Provision was made under Section 20 of the Reserve Forces Act 1882, for information being obtained from the man with regard to his preference for service in the Navy. Men were encouraged to voluntarily enlist under the Group System (Derby Scheme) before the Act came into place. 1. 2. 3. 4. 5. 6. Classes. Podcast 3: Joining up. IMPERIAL WAR MUSEUM’s Voices of the First World War Here is the third in a series of podcasts that delve into IWM’s sound collection to bring you the voices of those who lived through the First World War. Find out what a huge range of people felt, experienced and witnessed between 1914-1918 – and the impact the events of those years had on their lives. Hear from a range of people as they describe how and why men enlisted following the outbreak of war. Podcast 3: Joining up Download mp3 (15Mb) Transcript Suddenly everybody’s sons and brothers and husbands were soldiers.

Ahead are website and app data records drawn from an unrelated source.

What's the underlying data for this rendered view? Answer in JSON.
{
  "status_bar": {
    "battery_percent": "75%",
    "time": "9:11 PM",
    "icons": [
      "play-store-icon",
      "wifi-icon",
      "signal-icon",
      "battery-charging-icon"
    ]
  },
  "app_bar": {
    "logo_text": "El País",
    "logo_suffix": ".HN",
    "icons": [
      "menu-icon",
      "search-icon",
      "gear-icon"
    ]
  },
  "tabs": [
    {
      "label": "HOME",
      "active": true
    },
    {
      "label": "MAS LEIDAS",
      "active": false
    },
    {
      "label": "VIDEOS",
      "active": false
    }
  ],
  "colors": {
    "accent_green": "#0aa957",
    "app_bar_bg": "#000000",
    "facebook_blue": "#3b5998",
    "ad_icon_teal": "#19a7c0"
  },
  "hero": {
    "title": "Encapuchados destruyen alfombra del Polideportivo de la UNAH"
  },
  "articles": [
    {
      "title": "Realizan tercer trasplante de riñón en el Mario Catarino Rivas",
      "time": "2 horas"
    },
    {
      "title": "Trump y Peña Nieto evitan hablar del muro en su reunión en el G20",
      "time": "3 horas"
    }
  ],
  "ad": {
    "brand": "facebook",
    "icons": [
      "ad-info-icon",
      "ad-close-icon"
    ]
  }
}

The iconic Kitchener recruitment poster that Irving Jones couldn’t avoid When war broke out in August 1914, Britain’s regular army numbered only 250,000. Irving Jones, from near Caerphilly in south Wales, clearly remembered the effect such propaganda had on him. The only thing I can remember so well about it is Kitchener’s picture, large pictures, put all around every hall, or outside each hall. William Berry War broke out. British Army enlistment 1914-1918. The expansion of the British Army from the small professional force to a vast citizen army, capable of defeating the world's most formidable military machine, was a truly extraordinary national achievement. How was it done? What does this tell you about the way your soldier joined up? Types of service available: up to the declaration of war Since 1908 the British Army had offered four forms of recruitment. A man could join the army as a professional soldier of the regular army or as a part-time member of the Territorial Force or as a soldier of the Special Reserve.

Finally there was the opportunity to join the National Reserve. There was a long-running battle, with politicians and military men taking both sides, about whether Britain should have a system of national conscripted service. Regular army A man wishing to join the army could do so providing he passed certain physical tests and was willing to enlist for a number of years. Special Reserve Territorial Force National Reserve. Why did Britain go to war? Podcasts. Blackadder on the Causes of World War One. The following famous scene from Blackadder Goes Forth: Goodbyee deals with the causes of the war. The humour is quite subtle, and you need to know about the Causes of World War One to fully appreciate why it is so funny.

In the episode, Blackadder is feigning madness to try to avoid going over the top. While they are waiting, Baldrick asks permission to ask a question... Baldrick: The thing is: The way I see it, these days there's a war on, right? Edmund: Do you mean "Why did the war start? " Baldrick: Yeah. George: The war started because of the vile Hun and his villainous empire-building. Edmund: George, the British Empire at present covers a quarter of the globe, while the German Empire consists of a small sausage factory in Tanganyika. George: Oh, no, sir, absolutely not. Baldrick: I heard that it started when a bloke called Archie Duke shot an ostrich 'cause he was hungry. Edmund: I think you mean it started when the Archduke of Austro-Hungary got shot. Edmund: Well, possibly.